What does the future look like for Boneyard? 

Our brand has always operated from a scarcity standpoint. It has always been oversold and difficult to find. Unless a common place for you is a bar or restaurant, you didn’t really cross Boneyard’s path. Now, we are in Safeway, Fred Meyer and have partnerships in chain stores just as we enter our second decade. It is putting a lot of wind in the sails and fresh air to the brand. The pivot has been very difficult, but when our team holds a can of beer and looks at the artwork on the can it is truly something amazing for us. At the end of the day it is all super exciting for us. Now we need to find a way to scale. 

How do you view the future of manufacturing in Oregon?   

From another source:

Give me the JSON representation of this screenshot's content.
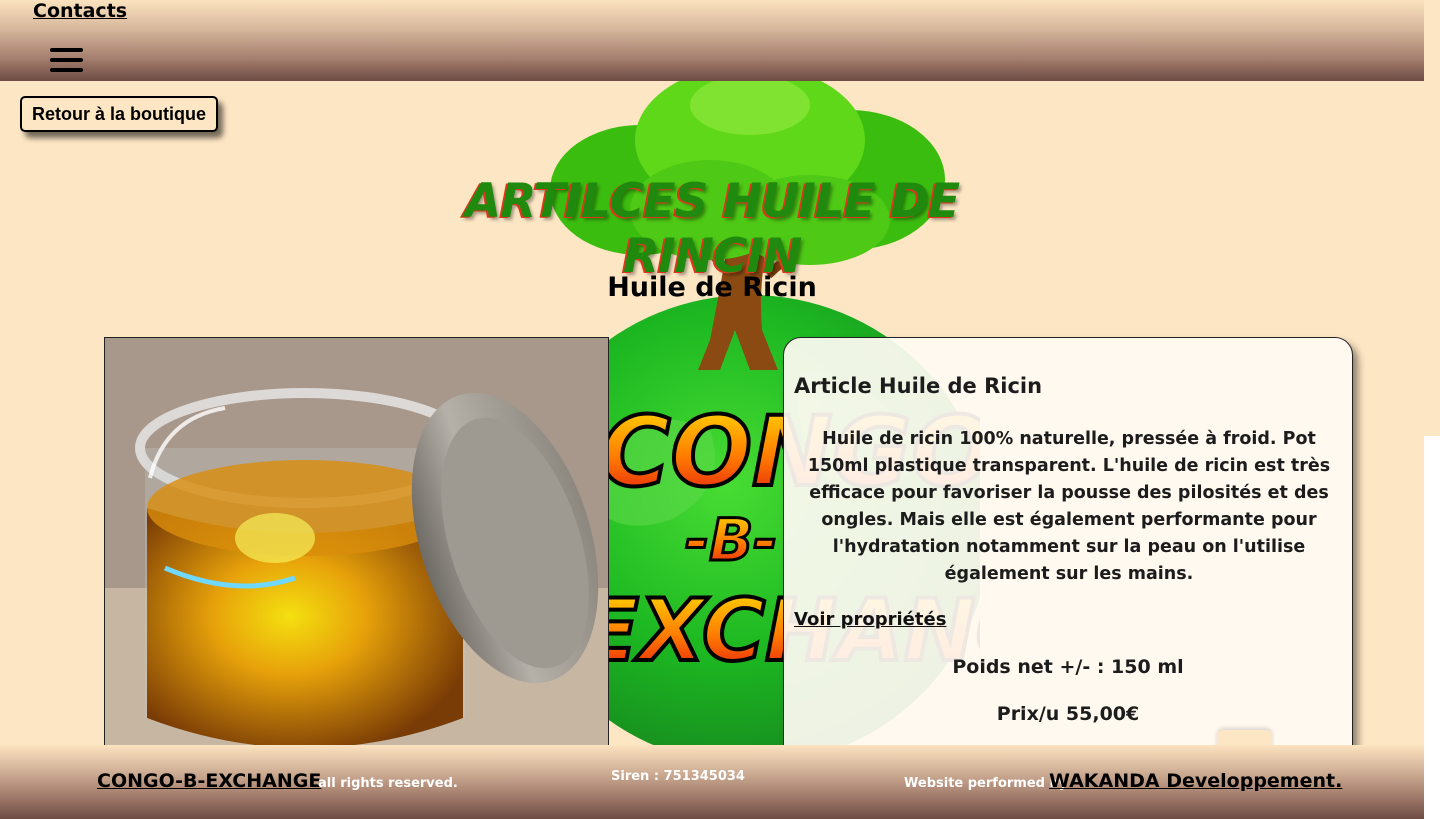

For beer and beverage, the future is to grow and diversify, hard seltzers or other beverage lines as an example. Companies have built these big beautiful facilities and the beer space is incredibly crowded with high quality products. The elephant in the room for all of us is what the economy will look like in 2021. We joke about it a little, but beer has a bit of a hall pass because it is usually in the budget for consumers. People always seem to find the extra few dollars for a pint at the pub or six pack from the store. In Oregon, I think the industry will recover and be just fine if you can diversify, not be over-leveraged, and really keep it simple. 

What makes you proudest about Boneyard? 

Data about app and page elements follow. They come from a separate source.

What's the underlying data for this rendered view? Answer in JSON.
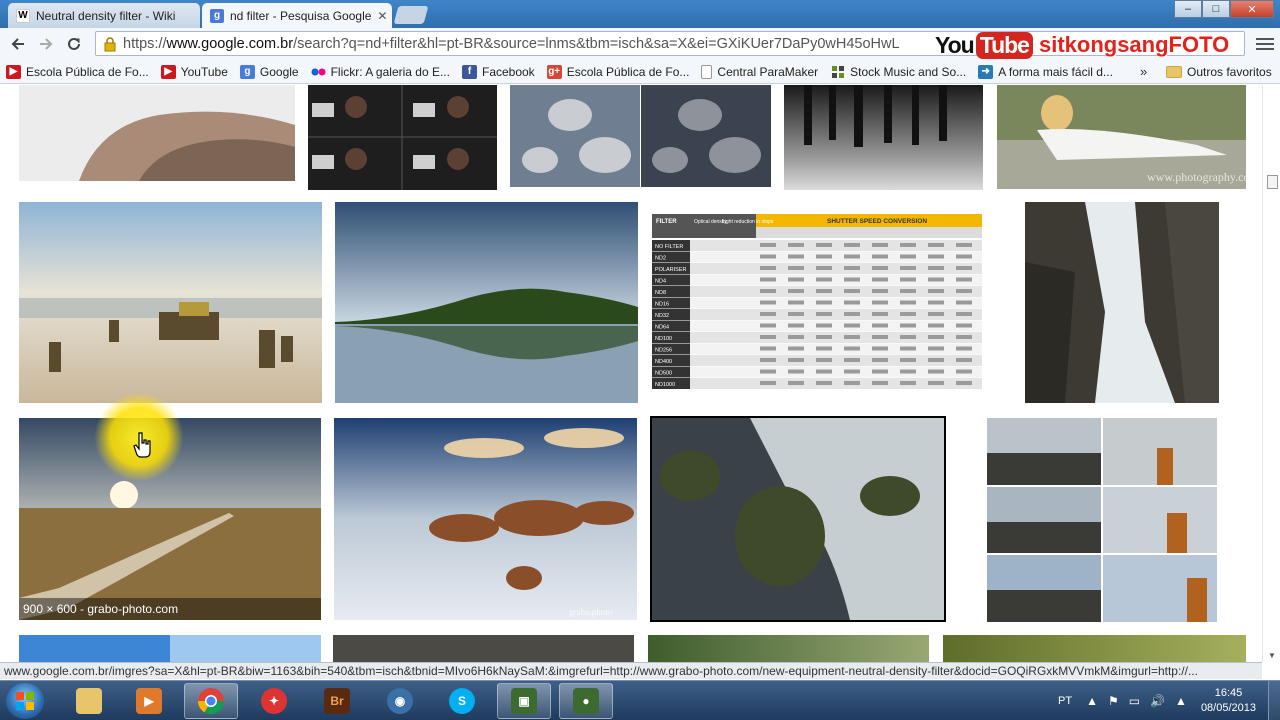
{
  "tabs": [
    {
      "title": "Neutral density filter - Wiki",
      "favicon": "W",
      "state": "inactive"
    },
    {
      "title": "nd filter - Pesquisa Google",
      "favicon": "g",
      "state": "active"
    }
  ],
  "window_controls": {
    "minimize": "–",
    "maximize": "□",
    "close": "✕"
  },
  "address_bar": {
    "scheme": "https://",
    "host": "www.google.com.br",
    "path": "/search?q=nd+filter&hl=pt-BR&source=lnms&tbm=isch&sa=X&ei=GXiKUer7DaPy0wH45oHwL"
  },
  "overlay": {
    "you": "You",
    "tube": "Tube",
    "channel": "sitkongsangFOTO"
  },
  "bookmarks": [
    {
      "label": "Escola Pública de Fo...",
      "icon": "youtube-icon",
      "color": "#cc181e"
    },
    {
      "label": "YouTube",
      "icon": "youtube-icon",
      "color": "#cc181e"
    },
    {
      "label": "Google",
      "icon": "google-icon",
      "color": "#4a7bd9"
    },
    {
      "label": "Flickr: A galeria do E...",
      "icon": "flickr-icon",
      "color": "#ff0084"
    },
    {
      "label": "Facebook",
      "icon": "facebook-icon",
      "color": "#3b5998"
    },
    {
      "label": "Escola Pública de Fo...",
      "icon": "google-plus-icon",
      "color": "#d34836"
    },
    {
      "label": "Central ParaMaker",
      "icon": "page-icon",
      "color": "#ffffff"
    },
    {
      "label": "Stock Music and So...",
      "icon": "grid-icon",
      "color": "#6b8e23"
    },
    {
      "label": "A forma mais fácil d...",
      "icon": "arrow-icon",
      "color": "#2a7ab8"
    }
  ],
  "bookmarks_more": "»",
  "other_bookmarks": "Outros favoritos",
  "hover_caption": "900 × 600 - grabo-photo.com",
  "status_url": "www.google.com.br/imgres?sa=X&hl=pt-BR&biw=1163&bih=540&tbm=isch&tbnid=MIvo6H6kNaySaM:&imgrefurl=http://www.grabo-photo.com/new-equipment-neutral-density-filter&docid=GOQiRGxkMVVmkM&imgurl=http://...",
  "nd_table": {
    "header": [
      "FILTER",
      "Optical density",
      "Light reduction in stops"
    ],
    "banner": "SHUTTER SPEED CONVERSION",
    "rows": [
      "NO FILTER",
      "ND2",
      "POLARISER",
      "ND4",
      "ND8",
      "ND16",
      "ND32",
      "ND64",
      "ND100",
      "ND256",
      "ND400",
      "ND500",
      "ND1000"
    ]
  },
  "image_watermarks": {
    "model": "www.photography.com",
    "beach": "grabo.photo"
  },
  "taskbar": {
    "apps": [
      {
        "name": "explorer",
        "label": ""
      },
      {
        "name": "media-player",
        "label": ""
      },
      {
        "name": "chrome",
        "label": ""
      },
      {
        "name": "app-red",
        "label": ""
      },
      {
        "name": "bridge",
        "label": "Br"
      },
      {
        "name": "dvd-app",
        "label": ""
      },
      {
        "name": "skype",
        "label": "S"
      },
      {
        "name": "camtasia",
        "label": ""
      },
      {
        "name": "recorder",
        "label": ""
      }
    ],
    "language": "PT",
    "time": "16:45",
    "date": "08/05/2013"
  }
}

We have achieved way more than I ever imagined. I am wildly honored and proud how this happened. The consumer likes us and continues to come back year after year and pint after pint. We have been successful because the consumer has cast their vote that we are what they are looking for. To me, that is top-notch and what I desired to achieve. A lot of times people talk about this industry as a three-tiered system: the supplier or manufacturer, the distributor, and the retailer. I came out swinging and said it is a four-tiered system – we cannot forget about the consumer. It is the person who drinks the product that we try to speak to, and we did exactly that.